“So many of Harvey’s friends and colleagues did not survive the ’80s and ’90s, so there was only a small group of us who worked very hard for a long time to keep his name alive. At times, it felt like a losing battle,” said Cleve Jones, who made the AIDS Quilt happen. “Now I feel really confident that Harvey’s name will be remembered.” Jones said.
Harvey Milk Day isn’t a formal state holiday, but it is a day of special significance to honor Milk’s contributions to the gay equality movement. Admittedly, his efforts and energies were in San Francisco, a far cry from South Florida. However, the message of Harvey Milk resounded nationally. Of course, it was captured on screen both in documentaries as well as in Hollywood by Sean Penn’s stunning depiction of Milk in the award-winning film.
His battles, of course, occurred in San Francisco just as Anita Bryant was squeezing our oranges here in South Florida. Both causes led to national debates.
Harvey Milk has become a gay American hero. His nephew, Stuart Milk, ontinues to champion his cause, and is often seen here in South Florida, as he has a home in Wilton Manors. Last year, when President Obama awarded the Presidential Medal of Freedom to Harvey Milk, it was Stuart who went to the White House to accept it. That medal was then displayed here in Fort Lauderdale at the Stonewall Library.
We will not all win medals as Harvey Milk did posthumously. But we can all be about tolerance, equality and hope. Since this issue has a feature about pets, one thought that comes to mind is that we can all live our lives in such a way that we become the kinds of people our pets think we are. We can, as Abraham Lincoln once wrote, not only be proud of our community, but make our community proud of us.
A bullet from a madman took Harvey Milk from us prematurely, but we have learned again and again in American life that while a murderer’s gun may end a life, it cannot stop a legacy of remembrance.
Therefore, on this past Saturday, while you relaxed quietly on a beach, dined at a restaurant, or worked on catching up with your bills, remember that the freedoms we have won have come with a price. We have borne burdens and endured hardships to reach this day. Let’s not forget the memory of those who helped get us here.

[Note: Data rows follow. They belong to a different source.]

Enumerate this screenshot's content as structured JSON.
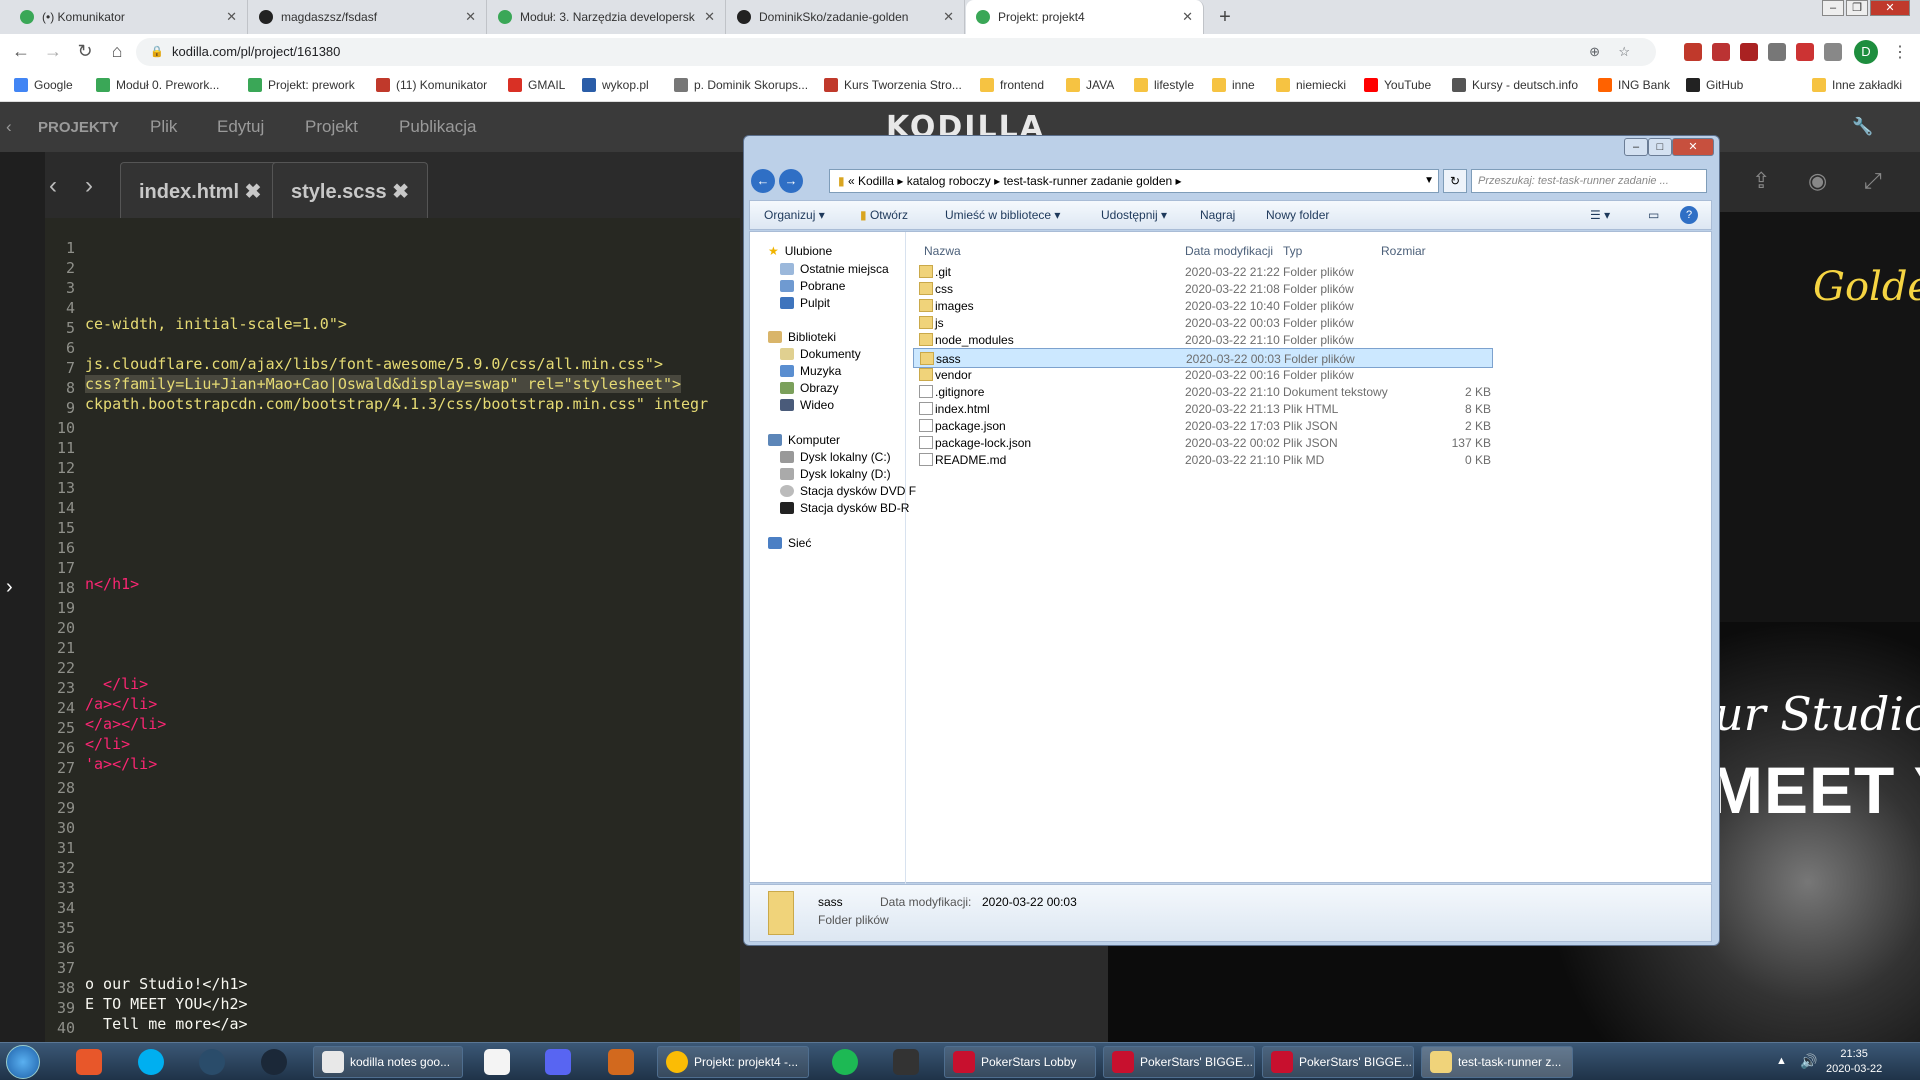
{
  "browser": {
    "tabs": [
      {
        "label": "(•) Komunikator",
        "color": "#3aa757"
      },
      {
        "label": "magdaszsz/fsdasf",
        "color": "#222222"
      },
      {
        "label": "Moduł: 3. Narzędzia developersk",
        "color": "#3aa757"
      },
      {
        "label": "DominikSko/zadanie-golden",
        "color": "#222222"
      },
      {
        "label": "Projekt: projekt4",
        "color": "#3aa757"
      }
    ],
    "url": "kodilla.com/pl/project/161380",
    "profile_initial": "D",
    "bookmarks": [
      "Google",
      "Moduł 0. Prework...",
      "Projekt: prework",
      "(11) Komunikator",
      "GMAIL",
      "wykop.pl",
      "p. Dominik Skorups...",
      "Kurs Tworzenia Stro...",
      "frontend",
      "JAVA",
      "lifestyle",
      "inne",
      "niemiecki",
      "YouTube",
      "Kursy - deutsch.info",
      "ING Bank",
      "GitHub",
      "Inne zakładki"
    ]
  },
  "app": {
    "nav": {
      "projects": "PROJEKTY",
      "file": "Plik",
      "edit": "Edytuj",
      "project": "Projekt",
      "publish": "Publikacja"
    },
    "logo": "KODILLA",
    "editor_tabs": [
      "index.html",
      "style.scss"
    ],
    "line_numbers": [
      "1",
      "2",
      "3",
      "4",
      "5",
      "6",
      "7",
      "8",
      "9",
      "10",
      "11",
      "12",
      "13",
      "14",
      "15",
      "16",
      "17",
      "18",
      "19",
      "20",
      "21",
      "22",
      "23",
      "24",
      "25",
      "26",
      "27",
      "28",
      "29",
      "30",
      "31",
      "32",
      "33",
      "34",
      "35",
      "36",
      "37",
      "38",
      "39",
      "40"
    ],
    "code": {
      "l5": "ce-width, initial-scale=1.0\">",
      "l7": "js.cloudflare.com/ajax/libs/font-awesome/5.9.0/css/all.min.css\">",
      "l8": "css?family=Liu+Jian+Mao+Cao|Oswald&display=swap\" rel=\"stylesheet\">",
      "l9": "ckpath.bootstrapcdn.com/bootstrap/4.1.3/css/bootstrap.min.css\" integr",
      "l18": "n</h1>",
      "l23": "  </li>",
      "l24": "/a></li>",
      "l25": "</a></li>",
      "l26": "</li>",
      "l27": "'a></li>",
      "l38": "o our Studio!</h1>",
      "l39": "E TO MEET YOU</h2>",
      "l40": "  Tell me more</a>"
    },
    "preview": {
      "golden": "Golde",
      "studio": "ur Studio!",
      "meet": "MEET YO"
    }
  },
  "explorer": {
    "breadcrumb": [
      "Kodilla",
      "katalog roboczy",
      "test-task-runner zadanie golden"
    ],
    "search_placeholder": "Przeszukaj: test-task-runner zadanie ...",
    "commands": [
      "Organizuj",
      "Otwórz",
      "Umieść w bibliotece",
      "Udostępnij",
      "Nagraj",
      "Nowy folder"
    ],
    "nav": {
      "favorites": "Ulubione",
      "recent": "Ostatnie miejsca",
      "downloads": "Pobrane",
      "desktop": "Pulpit",
      "libraries": "Biblioteki",
      "documents": "Dokumenty",
      "music": "Muzyka",
      "pictures": "Obrazy",
      "video": "Wideo",
      "computer": "Komputer",
      "disk_c": "Dysk lokalny (C:)",
      "disk_d": "Dysk lokalny (D:)",
      "dvd": "Stacja dysków DVD F",
      "bd": "Stacja dysków BD-R",
      "network": "Sieć"
    },
    "columns": {
      "name": "Nazwa",
      "modified": "Data modyfikacji",
      "type": "Typ",
      "size": "Rozmiar"
    },
    "files": [
      {
        "name": ".git",
        "modified": "2020-03-22 21:22",
        "type": "Folder plików",
        "size": "",
        "folder": true
      },
      {
        "name": "css",
        "modified": "2020-03-22 21:08",
        "type": "Folder plików",
        "size": "",
        "folder": true
      },
      {
        "name": "images",
        "modified": "2020-03-22 10:40",
        "type": "Folder plików",
        "size": "",
        "folder": true
      },
      {
        "name": "js",
        "modified": "2020-03-22 00:03",
        "type": "Folder plików",
        "size": "",
        "folder": true
      },
      {
        "name": "node_modules",
        "modified": "2020-03-22 21:10",
        "type": "Folder plików",
        "size": "",
        "folder": true
      },
      {
        "name": "sass",
        "modified": "2020-03-22 00:03",
        "type": "Folder plików",
        "size": "",
        "folder": true
      },
      {
        "name": "vendor",
        "modified": "2020-03-22 00:16",
        "type": "Folder plików",
        "size": "",
        "folder": true
      },
      {
        "name": ".gitignore",
        "modified": "2020-03-22 21:10",
        "type": "Dokument tekstowy",
        "size": "2 KB",
        "folder": false
      },
      {
        "name": "index.html",
        "modified": "2020-03-22 21:13",
        "type": "Plik HTML",
        "size": "8 KB",
        "folder": false
      },
      {
        "name": "package.json",
        "modified": "2020-03-22 17:03",
        "type": "Plik JSON",
        "size": "2 KB",
        "folder": false
      },
      {
        "name": "package-lock.json",
        "modified": "2020-03-22 00:02",
        "type": "Plik JSON",
        "size": "137 KB",
        "folder": false
      },
      {
        "name": "README.md",
        "modified": "2020-03-22 21:10",
        "type": "Plik MD",
        "size": "0 KB",
        "folder": false
      }
    ],
    "details": {
      "name": "sass",
      "modified_label": "Data modyfikacji:",
      "modified": "2020-03-22 00:03",
      "type": "Folder plików"
    }
  },
  "taskbar": {
    "items": [
      "kodilla notes goo...",
      "Projekt: projekt4 -...",
      "PokerStars Lobby",
      "PokerStars' BIGGE...",
      "PokerStars' BIGGE...",
      "test-task-runner z..."
    ],
    "time": "21:35",
    "date": "2020-03-22"
  }
}
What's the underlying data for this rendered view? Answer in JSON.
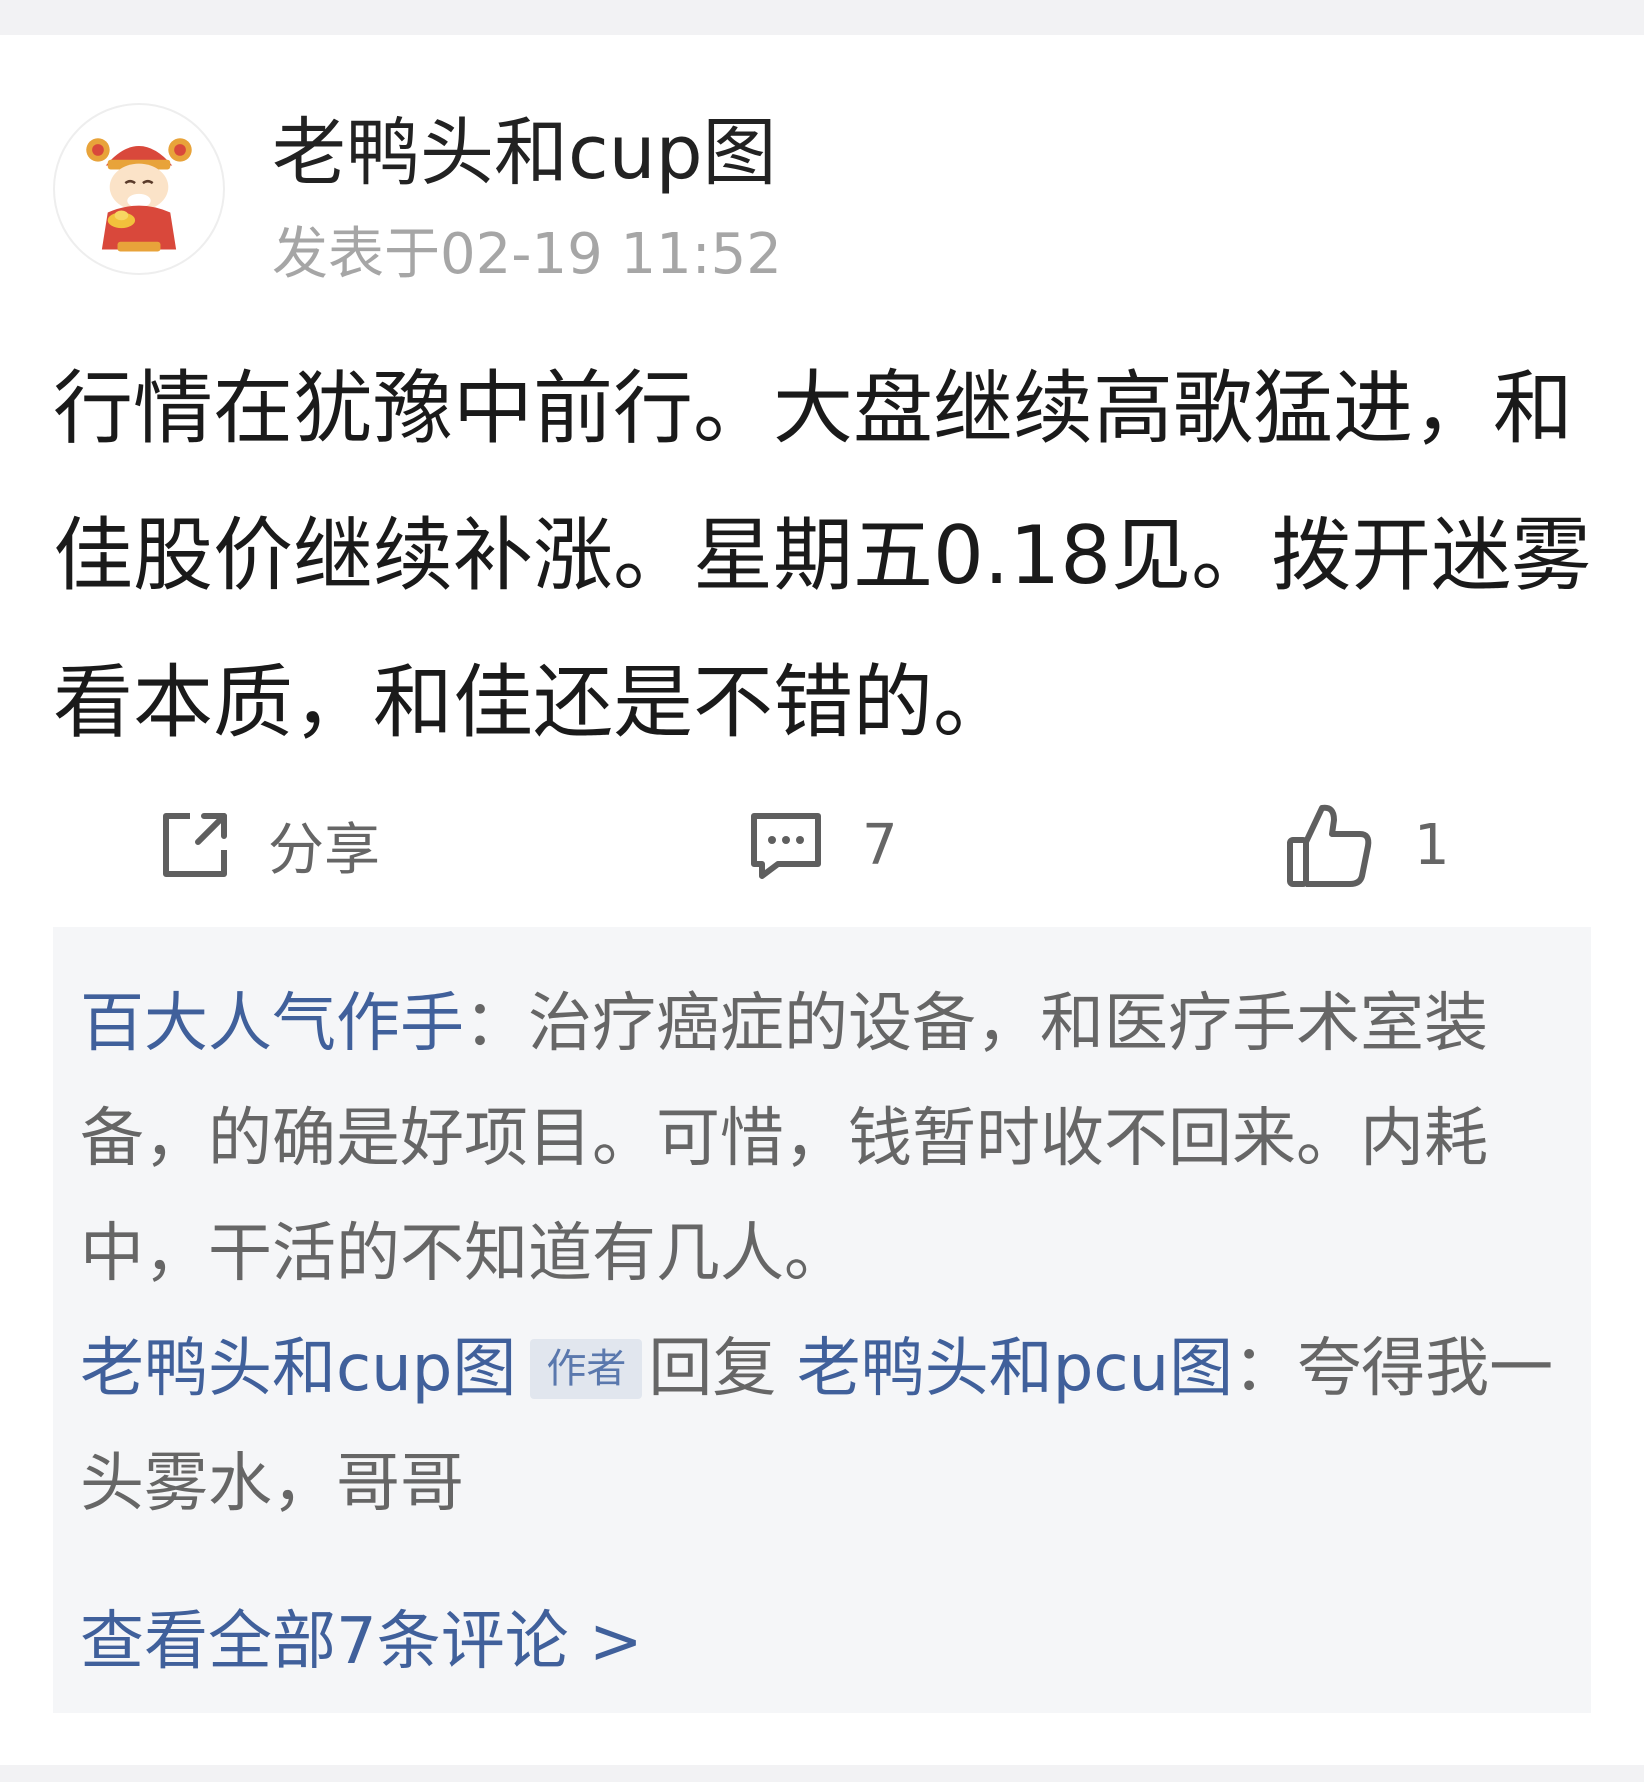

Somehow, with a GLCC, a Dolphin Democratic Club, a host of candidates running for office, and a host of organizations hoisting their own petard, it is downright shameful, significantly embarrassing, and a bit humiliating that South Florida failed to recognize the Harvey Milk Day in any appreciable way. Even Sarasota did something. Next year, let’s do better.